“We’ve got to protect our individual liberties,” Loebsack said. He said a balance needs to be struck between fighting the war on terror and respecting freedom. Loebsack has been briefed on the PRISM program, which tracks Internet usage, but could not discuss details about the program.
“That’s all I can say about it,” Loebsack said. He intends to “stay on top” of these programs and try to protect civil liberties. He does think this is a good time to reevaluate America’s surveillance measures and capabilities.
Loebsack defended the use of some surveillance to track down potential threats. What he did not care for was the scope and breadth of the surveillance, and believes that America’s national security agencies should understand, and respect, the “difference between al-Qaeda and grandma.”
In staying with the conflict theme, Loebsack was asked about the Obama Administration’s decision to arm Syrian rebels.
“I have a lot of concerns about getting involved in this conflict,” Loebsack said. He believes there should be a full discussion about what the administration is doing. Reports have indicated that some of the Syrian rebels have pledged allegiance to al-Qaeda. According to Loebsack, these groups may not be the ones that will receive American weapons.

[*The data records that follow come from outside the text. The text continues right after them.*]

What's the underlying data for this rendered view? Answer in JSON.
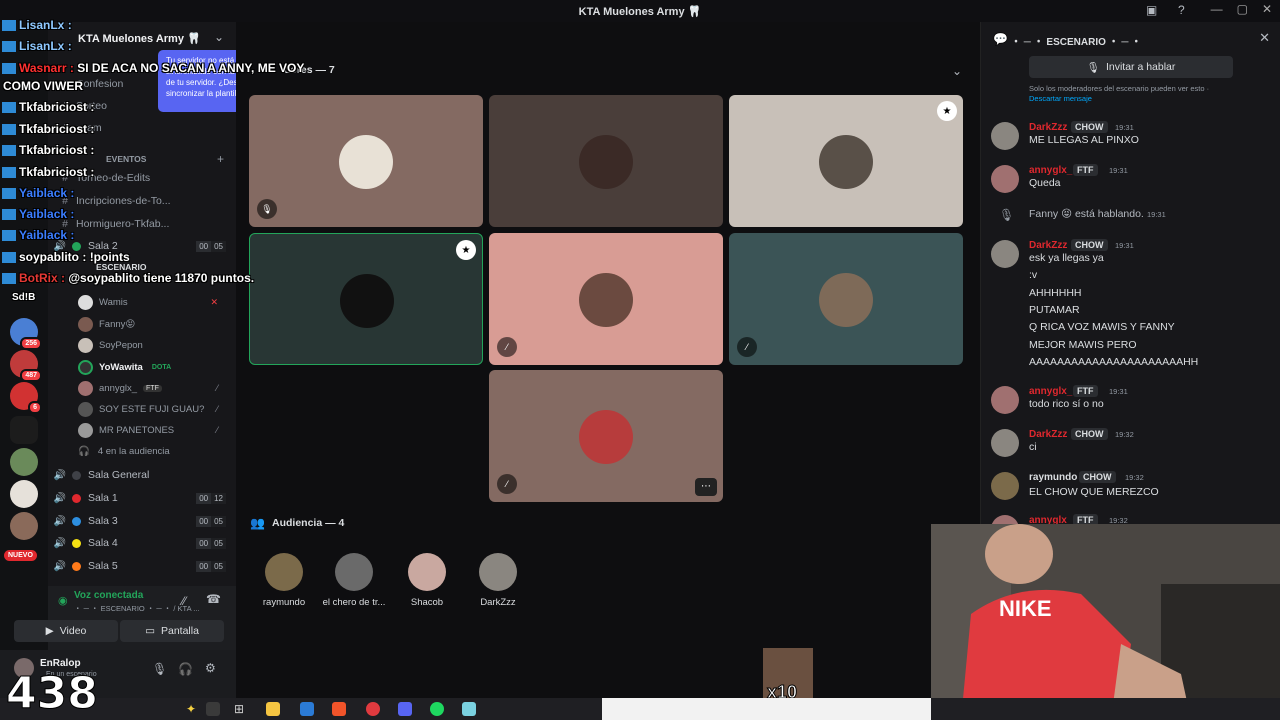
{
  "window": {
    "title": "KTA Muelones Army 🦷"
  },
  "server": {
    "name": "KTA Muelones Army 🦷"
  },
  "tooltip": {
    "text": "Tu servidor no está sincronizado con la plantilla de tu servidor. ¿Deseas sincronizar la plantilla?"
  },
  "rail": {
    "badges": [
      "256",
      "487",
      "6",
      "NUEVO"
    ]
  },
  "sidebar": {
    "channels": [
      {
        "label": "Confesion"
      },
      {
        "label": "Sorteo"
      },
      {
        "label": "spam"
      }
    ],
    "events_header": "EVENTOS",
    "event_channels": [
      {
        "label": "Torneo-de-Edits"
      },
      {
        "label": "Incripciones-de-To..."
      },
      {
        "label": "Hormiguero-Tkfab..."
      }
    ],
    "sala2": {
      "label": "Sala 2",
      "a": "00",
      "b": "05"
    },
    "stage_channel": "ESCENARIO",
    "members": [
      {
        "name": "Wamis"
      },
      {
        "name": "Fanny😝"
      },
      {
        "name": "SoyPepon"
      },
      {
        "name": "YoWawita",
        "tag": "DOTA"
      },
      {
        "name": "annyglx_",
        "tag": "FTF"
      },
      {
        "name": "SOY ESTE FUJI GUAU?"
      },
      {
        "name": "MR PANETONES"
      }
    ],
    "audience_count": "4 en la audiencia",
    "voice_channels": [
      {
        "label": "Sala General",
        "color": "#3f4147"
      },
      {
        "label": "Sala 1",
        "color": "#e0282e",
        "a": "00",
        "b": "12"
      },
      {
        "label": "Sala 3",
        "color": "#2d8fe0",
        "a": "00",
        "b": "05"
      },
      {
        "label": "Sala 4",
        "color": "#f5e113",
        "a": "00",
        "b": "05"
      },
      {
        "label": "Sala 5",
        "color": "#ff7a1a",
        "a": "00",
        "b": "05"
      }
    ]
  },
  "voice": {
    "status": "Voz conectada",
    "channel": "・ ─ ・ ESCENARIO ・ ─ ・ / KTA ...",
    "video_label": "Video",
    "screen_label": "Pantalla"
  },
  "user": {
    "name": "EnRalop",
    "status": "En un escenario"
  },
  "stage": {
    "speakers_header": "dores — 7",
    "audience_header": "Audiencia — 4",
    "audience": [
      {
        "name": "raymundo"
      },
      {
        "name": "el chero de tr..."
      },
      {
        "name": "Shacob"
      },
      {
        "name": "DarkZzz"
      }
    ],
    "more_label": "⋯"
  },
  "chat": {
    "header": "・ ─ ・ ESCENARIO ・ ─ ・",
    "invite_label": "Invitar a hablar",
    "moderators_note": "Solo los moderadores del escenario pueden ver esto ·",
    "dismiss_label": "Descartar mensaje",
    "messages": [
      {
        "name": "DarkZzz",
        "color": "#e0282e",
        "tag": "CHOW",
        "time": "19:31",
        "lines": [
          "ME LLEGAS AL PINXO"
        ]
      },
      {
        "name": "annyglx_",
        "color": "#e0282e",
        "tag": "FTF",
        "time": "19:31",
        "lines": [
          "Queda"
        ]
      },
      {
        "system": "Fanny 😝 está hablando.",
        "time": "19:31"
      },
      {
        "name": "DarkZzz",
        "color": "#e0282e",
        "tag": "CHOW",
        "time": "19:31",
        "lines": [
          "esk ya llegas ya",
          ":v",
          "AHHHHHH",
          "PUTAMAR",
          "Q RICA VOZ MAWIS Y FANNY",
          "MEJOR MAWIS PERO",
          "AAAAAAAAAAAAAAAAAAAAAAHH"
        ]
      },
      {
        "name": "annyglx_",
        "color": "#e0282e",
        "tag": "FTF",
        "time": "19:31",
        "lines": [
          "todo rico sí o no"
        ]
      },
      {
        "name": "DarkZzz",
        "color": "#e0282e",
        "tag": "CHOW",
        "time": "19:32",
        "lines": [
          "ci"
        ]
      },
      {
        "name": "raymundo",
        "color": "#dbdee1",
        "tag": "CHOW",
        "time": "19:32",
        "lines": [
          "EL CHOW QUE MEREZCO"
        ]
      },
      {
        "name": "annyglx_",
        "color": "#e0282e",
        "tag": "FTF",
        "time": "19:32",
        "lines": []
      }
    ]
  },
  "stream_overlay": {
    "chat": [
      {
        "user": "LisanLx",
        "text": "",
        "color": "#8ec8ff"
      },
      {
        "user": "LisanLx",
        "text": "",
        "color": "#8ec8ff"
      },
      {
        "user": "LisanLx",
        "text": "",
        "color": "#8ec8ff"
      },
      {
        "user": "Wasnarr",
        "text": "SI DE ACA NO SACAN A ANNY, ME VOY",
        "color": "#ff3030"
      },
      {
        "user": "",
        "text": "COMO VIWER",
        "color": "#ffffff"
      },
      {
        "user": "Tkfabriciost",
        "text": "",
        "color": "#ffffff"
      },
      {
        "user": "Tkfabriciost",
        "text": "",
        "color": "#ffffff"
      },
      {
        "user": "Tkfabriciost",
        "text": "",
        "color": "#ffffff"
      },
      {
        "user": "Tkfabriciost",
        "text": "",
        "color": "#ffffff"
      },
      {
        "user": "Yaiblack",
        "text": "",
        "color": "#3b7dff"
      },
      {
        "user": "Yaiblack",
        "text": "",
        "color": "#3b7dff"
      },
      {
        "user": "Yaiblack",
        "text": "",
        "color": "#3b7dff"
      },
      {
        "user": "soypablito",
        "text": "!points",
        "color": "#ffffff"
      },
      {
        "user": "BotRix",
        "text": "@soypablito tiene 11870 puntos.",
        "color": "#e53935"
      }
    ],
    "counter": "438",
    "multiplier": "x10",
    "sdb": "Sd!B"
  }
}
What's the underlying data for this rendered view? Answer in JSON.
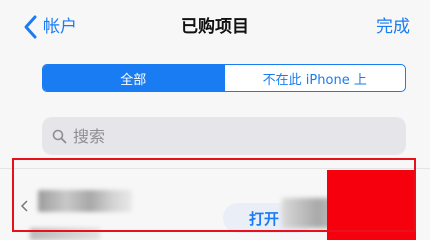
{
  "nav": {
    "back_label": "帐户",
    "title": "已购项目",
    "done_label": "完成"
  },
  "segments": {
    "all_label": "全部",
    "not_on_device_label": "不在此 iPhone 上"
  },
  "search": {
    "placeholder": "搜索"
  },
  "app_row": {
    "open_label": "打开"
  },
  "colors": {
    "accent": "#1a7cf2",
    "highlight": "#e8101a",
    "redaction": "#f5000c"
  }
}
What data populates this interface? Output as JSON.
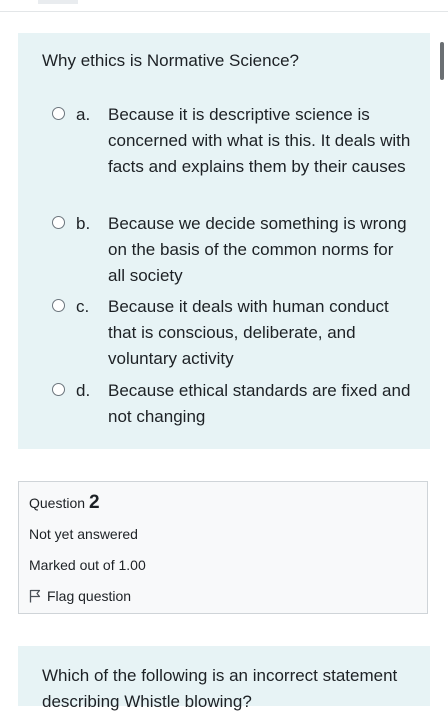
{
  "question1": {
    "text": "Why ethics is Normative Science?",
    "options": [
      {
        "letter": "a.",
        "text": "Because it is descriptive science is concerned with what is this. It deals with facts and explains them by their causes"
      },
      {
        "letter": "b.",
        "text": "Because we decide something is wrong on the basis of the common norms for all society"
      },
      {
        "letter": "c.",
        "text": "Because it deals with human conduct that is conscious, deliberate, and voluntary activity"
      },
      {
        "letter": "d.",
        "text": "Because ethical standards are fixed and not changing"
      }
    ]
  },
  "question2_info": {
    "label": "Question",
    "number": "2",
    "state": "Not yet answered",
    "marks": "Marked out of 1.00",
    "flag_label": "Flag question",
    "flag_icon": "flag-outline-icon"
  },
  "question2": {
    "text": "Which of the following is an incorrect statement describing Whistle blowing?"
  }
}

“There are a lot of different groups in Syria,” Loebsack said. His primary concern is where the weapons will go, and in whose arms they will fall.